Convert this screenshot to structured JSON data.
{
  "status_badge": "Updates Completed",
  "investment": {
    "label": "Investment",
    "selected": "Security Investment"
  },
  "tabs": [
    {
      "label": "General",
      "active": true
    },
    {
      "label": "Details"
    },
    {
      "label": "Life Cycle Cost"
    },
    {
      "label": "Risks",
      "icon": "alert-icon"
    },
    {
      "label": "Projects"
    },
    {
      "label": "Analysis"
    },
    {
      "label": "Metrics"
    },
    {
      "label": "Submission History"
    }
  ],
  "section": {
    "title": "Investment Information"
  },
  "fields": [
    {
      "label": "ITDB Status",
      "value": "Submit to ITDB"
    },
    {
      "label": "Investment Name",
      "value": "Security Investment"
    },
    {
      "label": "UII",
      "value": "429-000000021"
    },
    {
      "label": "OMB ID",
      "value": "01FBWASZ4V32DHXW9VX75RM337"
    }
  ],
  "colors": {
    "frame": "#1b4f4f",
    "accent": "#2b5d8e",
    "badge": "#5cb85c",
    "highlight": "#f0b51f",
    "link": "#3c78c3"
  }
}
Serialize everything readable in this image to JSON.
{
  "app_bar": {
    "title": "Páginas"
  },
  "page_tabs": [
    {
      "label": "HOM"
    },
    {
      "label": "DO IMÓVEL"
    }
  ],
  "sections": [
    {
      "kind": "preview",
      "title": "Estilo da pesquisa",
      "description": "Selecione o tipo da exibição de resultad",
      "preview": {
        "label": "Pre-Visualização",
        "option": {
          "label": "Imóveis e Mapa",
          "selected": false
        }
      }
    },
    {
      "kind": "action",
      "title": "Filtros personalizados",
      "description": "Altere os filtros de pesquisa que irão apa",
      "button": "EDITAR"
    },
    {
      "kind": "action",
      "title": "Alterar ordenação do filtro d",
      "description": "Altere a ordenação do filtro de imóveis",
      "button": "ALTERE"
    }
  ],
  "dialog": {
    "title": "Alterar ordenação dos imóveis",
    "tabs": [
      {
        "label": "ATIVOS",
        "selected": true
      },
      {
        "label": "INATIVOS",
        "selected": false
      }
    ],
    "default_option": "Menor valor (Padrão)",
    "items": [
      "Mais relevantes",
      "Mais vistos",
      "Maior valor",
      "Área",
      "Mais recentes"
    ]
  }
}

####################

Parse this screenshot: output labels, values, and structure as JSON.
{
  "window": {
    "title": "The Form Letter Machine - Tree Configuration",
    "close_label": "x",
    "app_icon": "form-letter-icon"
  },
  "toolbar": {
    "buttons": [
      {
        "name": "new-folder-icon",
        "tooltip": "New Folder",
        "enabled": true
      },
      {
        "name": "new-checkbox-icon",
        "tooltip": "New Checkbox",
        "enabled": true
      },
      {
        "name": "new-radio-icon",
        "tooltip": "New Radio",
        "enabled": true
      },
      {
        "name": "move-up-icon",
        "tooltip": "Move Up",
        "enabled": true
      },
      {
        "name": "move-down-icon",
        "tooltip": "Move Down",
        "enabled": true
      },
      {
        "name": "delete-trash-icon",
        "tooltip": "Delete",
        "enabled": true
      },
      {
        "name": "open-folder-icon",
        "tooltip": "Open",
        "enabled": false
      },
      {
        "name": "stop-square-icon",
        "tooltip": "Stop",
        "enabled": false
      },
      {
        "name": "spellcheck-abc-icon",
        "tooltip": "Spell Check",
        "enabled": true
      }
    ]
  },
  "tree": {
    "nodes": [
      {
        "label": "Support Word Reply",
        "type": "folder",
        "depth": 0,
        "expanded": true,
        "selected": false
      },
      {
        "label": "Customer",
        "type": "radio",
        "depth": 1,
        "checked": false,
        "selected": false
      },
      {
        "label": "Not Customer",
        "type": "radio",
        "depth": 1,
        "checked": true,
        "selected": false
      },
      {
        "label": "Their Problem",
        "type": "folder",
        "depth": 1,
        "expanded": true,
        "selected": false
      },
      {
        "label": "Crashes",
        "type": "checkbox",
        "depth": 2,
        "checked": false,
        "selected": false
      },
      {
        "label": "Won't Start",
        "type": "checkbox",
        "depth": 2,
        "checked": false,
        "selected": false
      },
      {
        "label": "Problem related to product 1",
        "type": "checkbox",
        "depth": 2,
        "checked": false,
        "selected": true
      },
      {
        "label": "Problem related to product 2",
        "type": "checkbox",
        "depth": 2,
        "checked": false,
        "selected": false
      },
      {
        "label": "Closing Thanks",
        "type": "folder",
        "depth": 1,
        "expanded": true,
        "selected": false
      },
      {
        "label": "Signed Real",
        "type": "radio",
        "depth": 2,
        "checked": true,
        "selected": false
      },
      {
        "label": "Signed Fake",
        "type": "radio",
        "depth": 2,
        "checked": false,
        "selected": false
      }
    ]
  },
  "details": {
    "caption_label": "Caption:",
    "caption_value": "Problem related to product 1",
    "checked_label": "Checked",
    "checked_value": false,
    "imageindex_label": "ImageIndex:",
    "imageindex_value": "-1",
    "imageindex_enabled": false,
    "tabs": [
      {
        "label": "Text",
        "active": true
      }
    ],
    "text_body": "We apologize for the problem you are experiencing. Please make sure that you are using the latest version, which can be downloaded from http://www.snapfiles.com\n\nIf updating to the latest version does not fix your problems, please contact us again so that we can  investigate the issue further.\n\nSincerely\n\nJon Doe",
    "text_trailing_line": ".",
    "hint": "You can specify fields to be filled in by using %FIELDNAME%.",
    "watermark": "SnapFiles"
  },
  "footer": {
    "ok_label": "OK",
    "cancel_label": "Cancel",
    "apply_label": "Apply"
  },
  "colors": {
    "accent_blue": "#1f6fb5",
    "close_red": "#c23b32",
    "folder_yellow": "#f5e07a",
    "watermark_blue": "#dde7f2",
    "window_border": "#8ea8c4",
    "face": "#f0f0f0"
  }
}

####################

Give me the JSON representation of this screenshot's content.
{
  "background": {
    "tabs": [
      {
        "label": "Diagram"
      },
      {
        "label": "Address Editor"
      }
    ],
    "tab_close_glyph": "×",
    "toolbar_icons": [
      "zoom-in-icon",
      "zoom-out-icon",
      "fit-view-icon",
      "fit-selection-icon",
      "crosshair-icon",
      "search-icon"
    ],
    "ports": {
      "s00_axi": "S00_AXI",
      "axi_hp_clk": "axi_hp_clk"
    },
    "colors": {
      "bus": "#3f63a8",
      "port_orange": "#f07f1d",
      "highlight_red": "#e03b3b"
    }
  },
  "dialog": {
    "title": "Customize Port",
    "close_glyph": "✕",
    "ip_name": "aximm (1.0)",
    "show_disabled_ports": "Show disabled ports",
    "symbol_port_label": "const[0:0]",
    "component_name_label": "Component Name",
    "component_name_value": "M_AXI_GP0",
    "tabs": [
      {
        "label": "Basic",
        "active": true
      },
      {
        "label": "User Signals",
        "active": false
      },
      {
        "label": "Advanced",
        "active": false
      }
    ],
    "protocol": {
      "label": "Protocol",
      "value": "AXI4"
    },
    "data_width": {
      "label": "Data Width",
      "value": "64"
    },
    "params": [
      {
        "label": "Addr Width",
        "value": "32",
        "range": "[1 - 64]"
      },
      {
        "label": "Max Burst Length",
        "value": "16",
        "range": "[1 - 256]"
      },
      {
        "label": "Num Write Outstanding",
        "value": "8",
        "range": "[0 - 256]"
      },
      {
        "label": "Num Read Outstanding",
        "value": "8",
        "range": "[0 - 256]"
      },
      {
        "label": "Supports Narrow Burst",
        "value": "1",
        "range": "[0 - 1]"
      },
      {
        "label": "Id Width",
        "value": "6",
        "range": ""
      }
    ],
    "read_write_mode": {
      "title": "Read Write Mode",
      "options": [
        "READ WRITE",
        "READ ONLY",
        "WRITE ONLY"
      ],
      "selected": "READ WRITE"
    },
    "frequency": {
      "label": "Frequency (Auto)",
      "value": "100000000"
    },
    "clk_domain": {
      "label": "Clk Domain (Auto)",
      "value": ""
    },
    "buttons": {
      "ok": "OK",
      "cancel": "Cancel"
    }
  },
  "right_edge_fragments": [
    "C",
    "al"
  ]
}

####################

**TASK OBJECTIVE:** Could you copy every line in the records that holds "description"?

**OUTPUT OF THE EXERCISE:**
      "description": "Selecione o tipo da exibição de resultad",
      "description": "Altere os filtros de pesquisa que irão apa",
      "description": "Altere a ordenação do filtro de imóveis",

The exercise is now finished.